    Full-text · Article · May 2013 · Molecular Biology and Evolution
  • Source
    • "It is a large and mysterious entity, which is an essential underpinning of all biology (Levitt, 2009). The current methods (Levitt, 2009; Dokholyan et al., 2002; Jaroszewski et al., 2009; Koonin, 2007; Koonin et al., 2002; Povolotskaya and Kondrashov, 2010) to reveal the nature of the protein universe cluster sequences into families by similarities. However, these methods cannot even tell us what the nature of the protein universe is concretely. "
    [Show abstract] [Hide abstract]
    ABSTRACT: Current methods cannot tell us what the nature of the protein universe is concretely. They are based on different models of amino acid substitution and multiple sequence alignment which is an NP-hard problem and requires manual intervention. Protein structural analysis also gives a direction for mapping the protein universe. Unfortunately, now only a minuscule fraction of proteins' 3-dimensional structures are known. Furthermore, the phylogenetic tree representations are not unique for any existing tree construction methods. Here we develop a novel method to realize the nature of protein universe. We show the protein universe can be realized as a protein space in 60-dimensional Euclidean space using a distance based on a normalized distribution of amino acids. Every protein is in one-to-one correspondence with a point in protein space, where proteins with similar properties stay close together. Thus the distance between two points in protein space represents the biological distance of the corresponding two proteins. We also propose a natural graphical representation for inferring phylogenies. The representation is natural and unique based on the biological distances of proteins in protein space.
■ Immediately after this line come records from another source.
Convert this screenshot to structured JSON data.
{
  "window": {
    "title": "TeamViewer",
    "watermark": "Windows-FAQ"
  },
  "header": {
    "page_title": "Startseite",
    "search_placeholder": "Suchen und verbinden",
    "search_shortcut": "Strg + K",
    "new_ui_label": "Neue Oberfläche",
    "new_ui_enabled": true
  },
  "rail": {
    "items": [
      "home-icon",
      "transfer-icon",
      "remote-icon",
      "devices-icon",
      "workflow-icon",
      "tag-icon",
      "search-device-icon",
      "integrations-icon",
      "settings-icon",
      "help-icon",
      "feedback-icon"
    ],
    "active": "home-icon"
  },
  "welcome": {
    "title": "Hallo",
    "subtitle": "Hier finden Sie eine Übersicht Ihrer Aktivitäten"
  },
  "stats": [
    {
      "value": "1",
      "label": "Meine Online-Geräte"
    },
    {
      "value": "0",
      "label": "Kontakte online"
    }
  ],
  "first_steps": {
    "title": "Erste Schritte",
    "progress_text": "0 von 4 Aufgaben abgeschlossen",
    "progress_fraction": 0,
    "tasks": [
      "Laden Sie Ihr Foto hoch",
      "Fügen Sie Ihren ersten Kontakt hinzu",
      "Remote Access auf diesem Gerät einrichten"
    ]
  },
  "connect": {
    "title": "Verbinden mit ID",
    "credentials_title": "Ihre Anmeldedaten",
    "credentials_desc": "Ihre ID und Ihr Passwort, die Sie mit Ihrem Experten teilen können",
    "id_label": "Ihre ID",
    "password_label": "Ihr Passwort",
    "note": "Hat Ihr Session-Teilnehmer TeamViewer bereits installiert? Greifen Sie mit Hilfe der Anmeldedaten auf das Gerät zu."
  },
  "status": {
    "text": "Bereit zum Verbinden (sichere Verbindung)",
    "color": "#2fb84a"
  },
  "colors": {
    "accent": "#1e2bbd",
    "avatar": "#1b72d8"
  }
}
This will solve the fundamental question of how proteins are distributed in the protein universe.
    Full-text · Article · Nov 2012 · Journal of Theoretical Biology
Show more